In our our latest report, Specialist Nursing in Rheumatology: The State of Play, we shone the spotlight on one of the key parts of the rheumatology multidisciplinary team, the specialist nurse. Working with the National Rheumatoid Arthritis Society and the RCN’s Rheumatology Forum, we were able to carry out one of the biggest surveys of the workforce to date, and the result is a comprehensive look at issues facing our members. You can read the full report here.


It’s no surprise that one of the biggest issues to come out of the report is the excessive workload that colleagues are facing. More than eight out of ten respondents reported that there are aspects of care that their team simply cannot provide as things stand, simply because of the workload they’re facing. More than two-thirds told us that, despite a significant increase in patient numbers – and, frequently, responsibilities that come with the role – over the past few years, their departments have seen no increase in staffing levels. We’re very clear that this is something that needs to be addressed urgently.


Though funding is always a major concern, a key part of the problem lies in recruiting new people to the profession. A quarter of departments currently have unfilled nursing roles, and almost half agreed that there was demand for new roles in their department, but not enough skilled nurses available to fill those roles.


One of our key recommendations in the report is that NHS boards need to start prioritising succession planning. This can’t just mean putting out job adverts when a position comes vacant – we need to make sure that there is proper career progression for specialist nurses, and proper training available to help new entrants join the specialty.


Training is a real issue. Survey respondents told us that they frequently have difficulty accessing rheumatology nursing courses, with more than half saying that they don’t have access to funding, and a third highlighting the lack of courses available. We’re already trying to help with this – running three dedicated nursing courses this year, with member discounts and some bursaries available – but it’s clear that this is an issue that goes beyond the support that we can deliver.
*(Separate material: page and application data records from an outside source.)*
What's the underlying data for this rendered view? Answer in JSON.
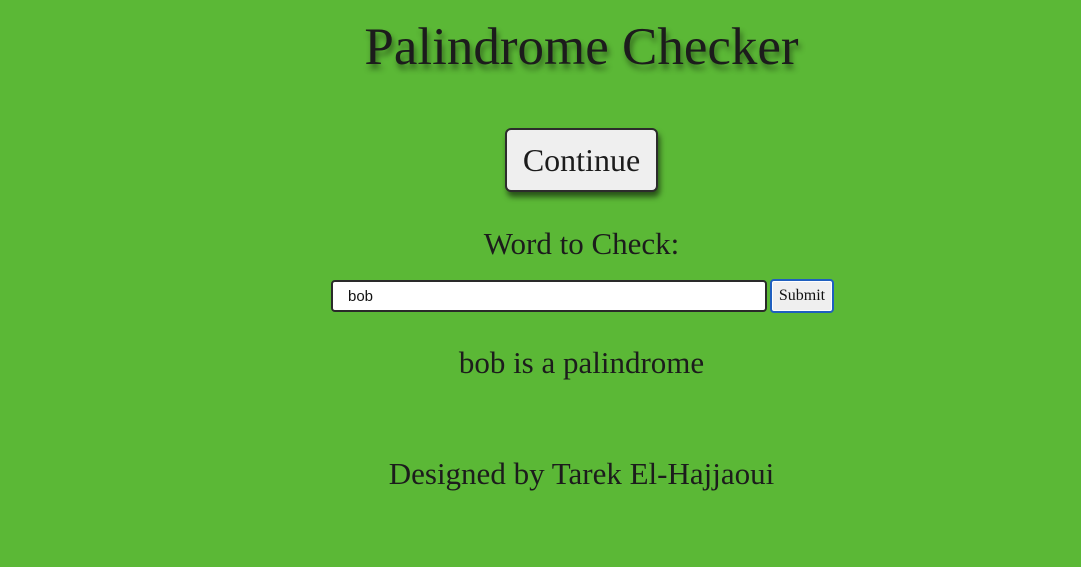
{
  "page": {
    "title": "Palindrome Checker",
    "background_color": "#5bb836"
  },
  "controls": {
    "continue_label": "Continue",
    "word_label": "Word to Check:",
    "word_input_value": "bob",
    "submit_label": "Submit"
  },
  "result": {
    "text": "bob is a palindrome"
  },
  "footer": {
    "credit": "Designed by Tarek El-Hajjaoui"
  }
}
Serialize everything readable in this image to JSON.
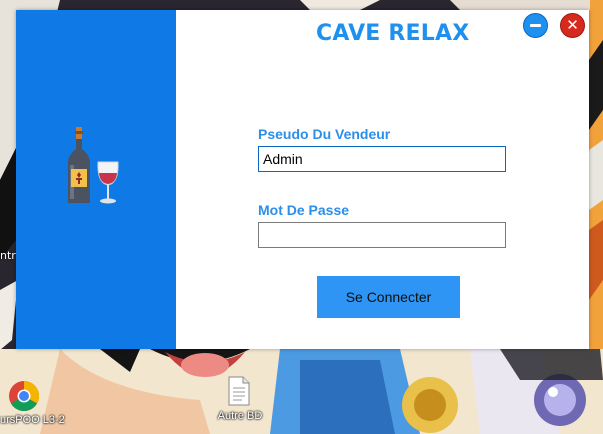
{
  "window": {
    "title": "CAVE RELAX",
    "minimize_icon": "minimize-icon",
    "close_icon": "close-icon",
    "close_glyph": "✕"
  },
  "form": {
    "username_label": "Pseudo Du Vendeur",
    "username_value": "Admin",
    "password_label": "Mot De Passe",
    "password_value": "",
    "submit_label": "Se Connecter"
  },
  "desktop": {
    "icons": [
      {
        "name": "chrome",
        "label": "ursPOO L3-2"
      },
      {
        "name": "document",
        "label": "Autre BD"
      }
    ],
    "edge_label": "ntr"
  },
  "colors": {
    "side_panel": "#0f7ae5",
    "title": "#1e90f0",
    "button": "#2e95f4",
    "close": "#d62a1e"
  }
}
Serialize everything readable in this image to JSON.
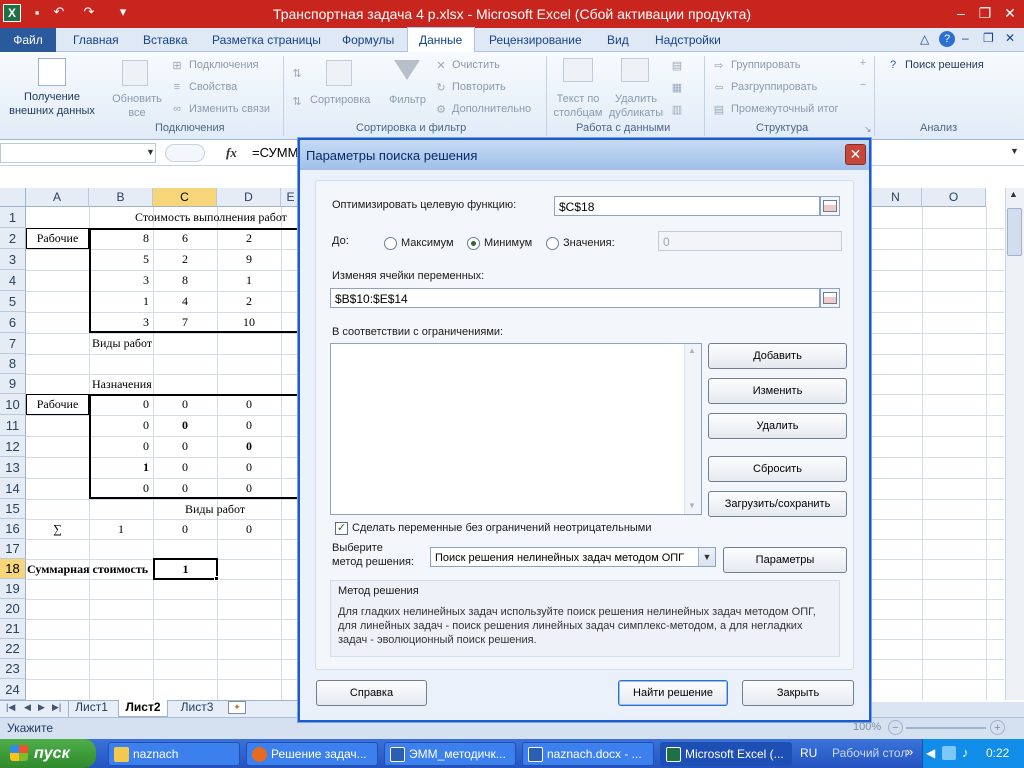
{
  "app": {
    "title": "Транспортная задача 4 р.xlsx  -  Microsoft Excel (Сбой активации продукта)"
  },
  "tabs": {
    "file": "Файл",
    "items": [
      "Главная",
      "Вставка",
      "Разметка страницы",
      "Формулы",
      "Данные",
      "Рецензирование",
      "Вид",
      "Надстройки"
    ]
  },
  "ribbon": {
    "get_external": "Получение внешних данных",
    "refresh_all": "Обновить все",
    "connections": "Подключения",
    "properties": "Свойства",
    "edit_links": "Изменить связи",
    "group_connections": "Подключения",
    "sort": "Сортировка",
    "filter": "Фильтр",
    "clear": "Очистить",
    "reapply": "Повторить",
    "advanced": "Дополнительно",
    "group_sort": "Сортировка и фильтр",
    "text_to_columns": "Текст по столбцам",
    "remove_duplicates": "Удалить дубликаты",
    "group_data_tools": "Работа с данными",
    "group": "Группировать",
    "ungroup": "Разгруппировать",
    "subtotal": "Промежуточный итог",
    "group_outline": "Структура",
    "solver": "Поиск решения",
    "group_analysis": "Анализ"
  },
  "formula": {
    "fx": "fx",
    "value": "=СУММ"
  },
  "sheet": {
    "columns": [
      "A",
      "B",
      "C",
      "D",
      "E",
      "N",
      "O"
    ],
    "rows": [
      "1",
      "2",
      "3",
      "4",
      "5",
      "6",
      "7",
      "8",
      "9",
      "10",
      "11",
      "12",
      "13",
      "14",
      "15",
      "16",
      "17",
      "18",
      "19",
      "20",
      "21",
      "22",
      "23",
      "24"
    ],
    "title_cost": "Стоимость выполнения работ",
    "label_workers": "Рабочие",
    "cost_matrix": [
      [
        "8",
        "6",
        "2"
      ],
      [
        "5",
        "2",
        "9"
      ],
      [
        "3",
        "8",
        "1"
      ],
      [
        "1",
        "4",
        "2"
      ],
      [
        "3",
        "7",
        "10"
      ]
    ],
    "label_work_types": "Виды работ",
    "label_assignments": "Назначения",
    "label_workers2": "Рабочие",
    "assign_matrix": [
      [
        "0",
        "0",
        "0"
      ],
      [
        "0",
        "0",
        "0"
      ],
      [
        "0",
        "0",
        "0"
      ],
      [
        "1",
        "0",
        "0"
      ],
      [
        "0",
        "0",
        "0"
      ]
    ],
    "label_work_types2": "Виды работ",
    "sum_symbol": "∑",
    "sums": [
      "1",
      "0",
      "0"
    ],
    "label_total_cost": "Суммарная стоимость",
    "total_cost": "1"
  },
  "sheet_tabs": [
    "Лист1",
    "Лист2",
    "Лист3"
  ],
  "status": {
    "text": "Укажите",
    "zoom": "100%"
  },
  "dialog": {
    "title": "Параметры поиска решения",
    "objective_label": "Оптимизировать целевую функцию:",
    "objective_value": "$C$18",
    "to_label": "До:",
    "opt_max": "Максимум",
    "opt_min": "Минимум",
    "opt_value": "Значения:",
    "value_input": "0",
    "vars_label": "Изменяя ячейки переменных:",
    "vars_value": "$B$10:$E$14",
    "constraints_label": "В соответствии с ограничениями:",
    "btn_add": "Добавить",
    "btn_change": "Изменить",
    "btn_delete": "Удалить",
    "btn_reset": "Сбросить",
    "btn_load": "Загрузить/сохранить",
    "nonneg_label": "Сделать переменные без ограничений неотрицательными",
    "method_label1": "Выберите",
    "method_label2": "метод решения:",
    "method_value": "Поиск решения нелинейных задач методом ОПГ",
    "btn_options": "Параметры",
    "method_title": "Метод решения",
    "method_desc": [
      "Для гладких нелинейных задач используйте поиск решения нелинейных задач методом ОПГ,",
      "для линейных задач - поиск решения линейных задач симплекс-методом, а для негладких",
      "задач - эволюционный поиск решения."
    ],
    "btn_help": "Справка",
    "btn_solve": "Найти решение",
    "btn_close": "Закрыть"
  },
  "taskbar": {
    "start": "пуск",
    "items": [
      "naznach",
      "Решение задач...",
      "ЭММ_методичк...",
      "naznach.docx - ...",
      "Microsoft Excel (..."
    ],
    "lang": "RU",
    "desktop": "Рабочий стол",
    "time": "0:22"
  }
}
We’re calling on the NHS to ensure that every specialist nurse has a dedicated training plan and with access to appropriate funding.
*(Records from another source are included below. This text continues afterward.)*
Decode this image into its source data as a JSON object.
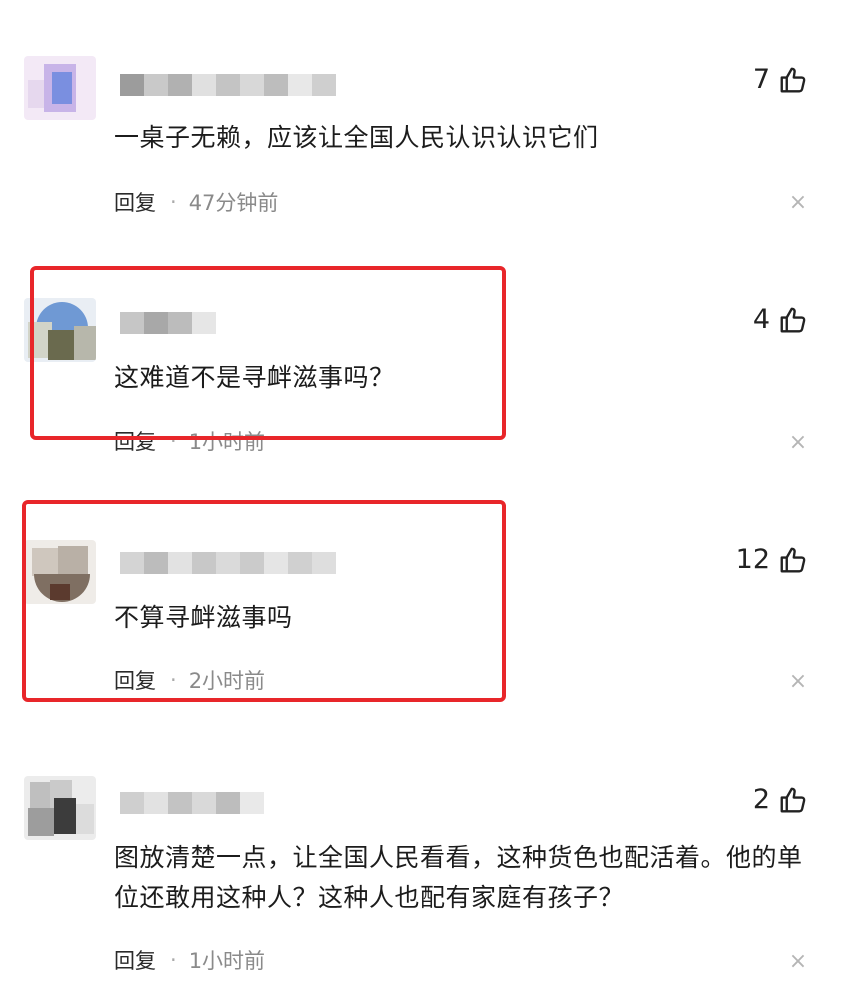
{
  "comments": [
    {
      "likes": "7",
      "text": "一桌子无赖，应该让全国人民认识认识它们",
      "reply_label": "回复",
      "separator": "·",
      "time": "47分钟前",
      "close": "×"
    },
    {
      "likes": "4",
      "text": "这难道不是寻衅滋事吗？",
      "reply_label": "回复",
      "separator": "·",
      "time": "1小时前",
      "close": "×"
    },
    {
      "likes": "12",
      "text": "不算寻衅滋事吗",
      "reply_label": "回复",
      "separator": "·",
      "time": "2小时前",
      "close": "×"
    },
    {
      "likes": "2",
      "text": "图放清楚一点，让全国人民看看，这种货色也配活着。他的单位还敢用这种人？这种人也配有家庭有孩子？",
      "reply_label": "回复",
      "separator": "·",
      "time": "1小时前",
      "close": "×"
    }
  ],
  "icons": {
    "like": "thumbs-up-icon",
    "close": "close-icon"
  },
  "colors": {
    "highlight": "#e8262a",
    "meta_time": "#8a8a8a"
  }
}
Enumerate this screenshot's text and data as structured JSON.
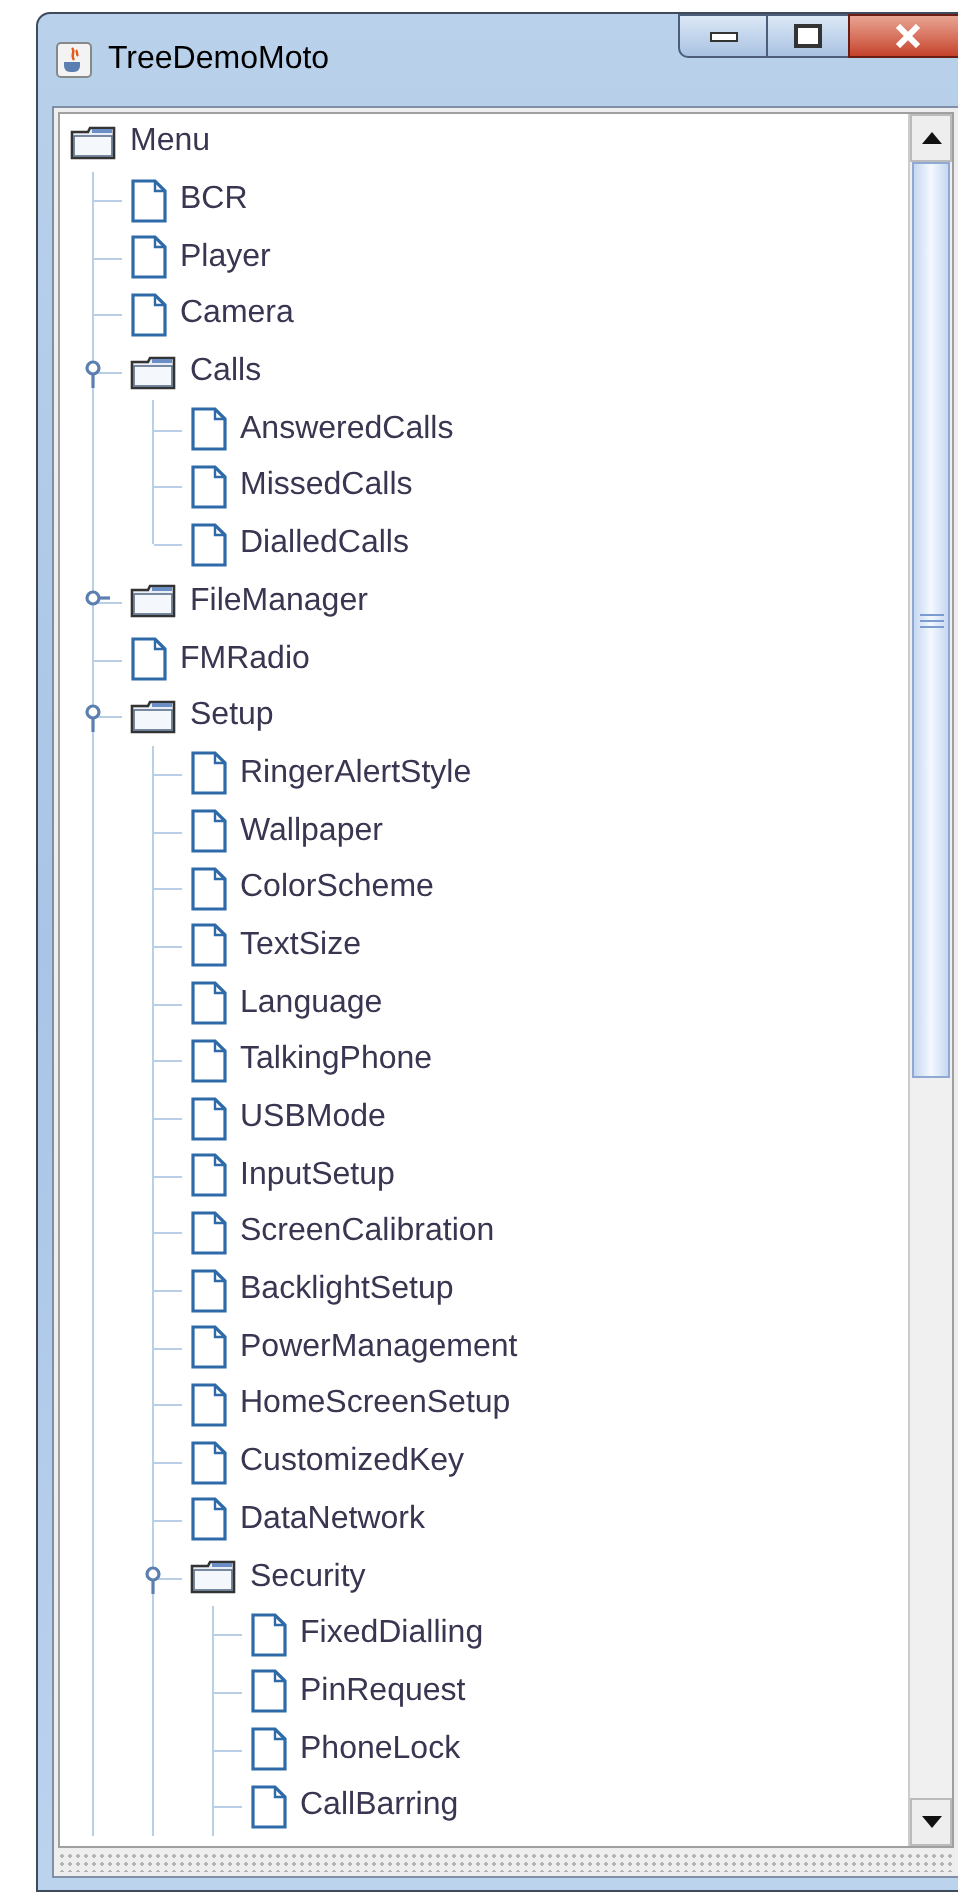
{
  "window": {
    "title": "TreeDemoMoto"
  },
  "tree": {
    "label": "Menu",
    "kind": "folder",
    "children": [
      {
        "label": "BCR",
        "kind": "leaf"
      },
      {
        "label": "Player",
        "kind": "leaf"
      },
      {
        "label": "Camera",
        "kind": "leaf"
      },
      {
        "label": "Calls",
        "kind": "folder",
        "expanded": true,
        "children": [
          {
            "label": "AnsweredCalls",
            "kind": "leaf"
          },
          {
            "label": "MissedCalls",
            "kind": "leaf"
          },
          {
            "label": "DialledCalls",
            "kind": "leaf"
          }
        ]
      },
      {
        "label": "FileManager",
        "kind": "folder",
        "expanded": false
      },
      {
        "label": "FMRadio",
        "kind": "leaf"
      },
      {
        "label": "Setup",
        "kind": "folder",
        "expanded": true,
        "children": [
          {
            "label": "RingerAlertStyle",
            "kind": "leaf"
          },
          {
            "label": "Wallpaper",
            "kind": "leaf"
          },
          {
            "label": "ColorScheme",
            "kind": "leaf"
          },
          {
            "label": "TextSize",
            "kind": "leaf"
          },
          {
            "label": "Language",
            "kind": "leaf"
          },
          {
            "label": "TalkingPhone",
            "kind": "leaf"
          },
          {
            "label": "USBMode",
            "kind": "leaf"
          },
          {
            "label": "InputSetup",
            "kind": "leaf"
          },
          {
            "label": "ScreenCalibration",
            "kind": "leaf"
          },
          {
            "label": "BacklightSetup",
            "kind": "leaf"
          },
          {
            "label": "PowerManagement",
            "kind": "leaf"
          },
          {
            "label": "HomeScreenSetup",
            "kind": "leaf"
          },
          {
            "label": "CustomizedKey",
            "kind": "leaf"
          },
          {
            "label": "DataNetwork",
            "kind": "leaf"
          },
          {
            "label": "Security",
            "kind": "folder",
            "expanded": true,
            "children": [
              {
                "label": "FixedDialling",
                "kind": "leaf"
              },
              {
                "label": "PinRequest",
                "kind": "leaf"
              },
              {
                "label": "PhoneLock",
                "kind": "leaf"
              },
              {
                "label": "CallBarring",
                "kind": "leaf"
              }
            ]
          }
        ]
      }
    ]
  }
}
We also need to see greater visibility for rheumatology. Our 2018 Best Practice Award winners at Stobhill Hospital have developed a fantastic partnership with Glasgow Caledonian University to put together a dedicated training programme, and we want to see this model replicated elsewhere. As well as this, it’s vital that there is a greater emphasis placed on rheumatic and musculoskeletal diseases in all undergraduate, specialty and GP training programmes.


That’s a lot to cover, but it’s where the policy and public affairs team will be focusing much of our effort over the coming months. Our members are our biggest asset in arguing for change, so we’re hugely grateful to everybody who took the time to complete our survey last year – we hope that we’ve picked up the issues that you’re facing in your work. But of course, please do keep in touch – let us know if there are other things you’re coming up against, or, even better, if you’re interested in getting involved with our work! You can get us at policy@rheumatology.org.uk – we’d love to hear your views.